Princess of Burkina Faso Abze Djigma: On the need to support small businesses in LDCs, and good finance

Can you introduce yourself and your work?

I'm from Burkina Faso, which is a Least Developed Country but landlocked. And I am in the solar energy business with work in rural areas for rural electrification. With the Mama Light for Sustainable Energy initiative I organize trainings with my government with a program of 6,500 youth and women in 13 regions in Burkina Faso. 

A lot of LDCs have contacted me to implement Mama Light in their countries because we are tackling the climate issue, the Paris Agreement, the SDGs. There are gender aspects, health aspects, youth job creation – which are all very important. So that’s what I'm doing with the initiative and it’s helping with economic growth and also it's good for our continent.

We need to be in the driver's seat of economic growth because it's important for us and for the next generation, and is the right pathway to trade with other countries. It's my duty to start doing some of the homework to facilitate trade. If other SMEs want to trade it's much easier if they can see skilled people in the field– that’s really when we will have economic growth.

As you are immersed in the climate issue and energy, what is your opinion on the give and take between trade and supporting the environment?

If I can quote my grandmother who passed away at 110, she always told me be aware that what you eat is waste and waste is food, so whatever we produce has consequences. Sometimes we go top down instead of greening up – for me it's about greening up. We have solutions that are right there, that we can be inspired by, that others can take and bring to scale. 

We can learn from the mistakes of OECD countries and we can protect nature and do business because it's not conflicting. It’s a matter of really using our resources in a smart way, teaching our children. Sometimes we think big, and it is also those simple things that make life easier like recycling and reusing.

Lynsey Grosfield/EIF

We are here together at the Global Forum on Inclusive Trade for LDCs, where you are a speaker. What of inclusive trade? And what have you taken from these Forum discussions?

What I learned is that there are already a lot of existing legal frameworks and we do not need to recreate others. We already have solutions. We can build on those and share our expertise within the region and also with OECD countries.

I know that people in the region don't really know about blockchain technology but we can definitely be part of the task force and explain and see how we can go forward together. So my takeaway and what I raised in the last session is about finance for MSMEs and the informal sector. We need long-term finance but the issue is that that money doesn't really reach the MSMEs and the informal sector and we don't have the means to pressure to ensure money gets to them. The private sector and commercial banks and donors really need to sit together and find a solution because it's not sustainable, at some point you can't ask the informal sector to move to the formal economy if you don't put the means in place. So to that end, with my government, we are also trying to modernize the informal sector.
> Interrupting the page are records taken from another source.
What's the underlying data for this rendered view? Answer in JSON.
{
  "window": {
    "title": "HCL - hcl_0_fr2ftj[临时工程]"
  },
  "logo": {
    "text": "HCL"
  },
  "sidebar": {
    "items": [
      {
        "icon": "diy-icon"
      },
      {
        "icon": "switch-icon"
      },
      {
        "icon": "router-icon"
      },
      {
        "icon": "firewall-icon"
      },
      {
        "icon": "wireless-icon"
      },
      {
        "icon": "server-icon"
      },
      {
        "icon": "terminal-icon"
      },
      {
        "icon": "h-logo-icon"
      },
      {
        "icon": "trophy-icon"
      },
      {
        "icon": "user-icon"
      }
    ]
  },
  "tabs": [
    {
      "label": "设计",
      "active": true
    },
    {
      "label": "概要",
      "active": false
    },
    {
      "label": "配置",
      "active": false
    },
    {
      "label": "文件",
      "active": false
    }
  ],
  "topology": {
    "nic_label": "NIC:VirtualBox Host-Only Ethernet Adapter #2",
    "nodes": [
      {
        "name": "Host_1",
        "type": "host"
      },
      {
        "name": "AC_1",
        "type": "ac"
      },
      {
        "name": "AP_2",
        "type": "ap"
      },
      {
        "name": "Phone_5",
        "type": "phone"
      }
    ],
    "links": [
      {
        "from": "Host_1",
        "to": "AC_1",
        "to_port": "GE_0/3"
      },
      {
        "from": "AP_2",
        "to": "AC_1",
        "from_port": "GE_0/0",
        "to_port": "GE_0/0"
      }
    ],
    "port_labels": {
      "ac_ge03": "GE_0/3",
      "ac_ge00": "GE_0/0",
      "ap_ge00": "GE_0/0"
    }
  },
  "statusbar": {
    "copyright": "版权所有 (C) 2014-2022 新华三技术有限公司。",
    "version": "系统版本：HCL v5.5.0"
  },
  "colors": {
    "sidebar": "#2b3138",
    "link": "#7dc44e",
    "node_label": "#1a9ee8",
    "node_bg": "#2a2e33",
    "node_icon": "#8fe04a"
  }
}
A Call to Action was introduced at the Forum. Why is this call, with supporters ranging from a vice president to a minister to yourself, important and why now?

I totally support the Call to Action and I congratulate the EIF Executive Director and the Secretariat for the initiative. Inclusive growth is important and we cannot continue with business as usual – if we want to stop migration, if we want to keep decent jobs we really need inclusivity and this means we have to share market access and remove hurdles.

But if you open the market and you put the roof so high, it doesn't make sense. We need also to make it fair otherwise it will be useless. For women it's important all the time to bring them in – for me that is really critical. In the last session it was mentioned that roughly USD 40 billion of turnover is made by the informal sector in Africa, so the banks should also put in place the enabling environment. And also important for me is new technology – we can use digitalization to really explode, to leapfrog.

Any final comments?

I would that say the best weapon to fight extreme poverty is business. Trade is the answer.

In Burkina Faso we have great examples of regional integration and we are trading together and have common projects. Our Ministry of Trade is really pushing forward and putting in place a specific fund for SMEs and I also think that it is critical if we want to grow our business and do more trade. And capacity building, of course, with what we are doing with entrepreneurship and training support to be able to meet the standards of international trade.

 

Djigma discussed inclusive trade and the way forward as part of the "Talking trade strategies for small businesses, women and youth" panel at EIF’s Global Forum on Inclusive Trade for LDCs on 13-14 June 2018.

This interview has been edited and condensed for clarity.

CREDITS: Header image: Laurena Arribat/ITC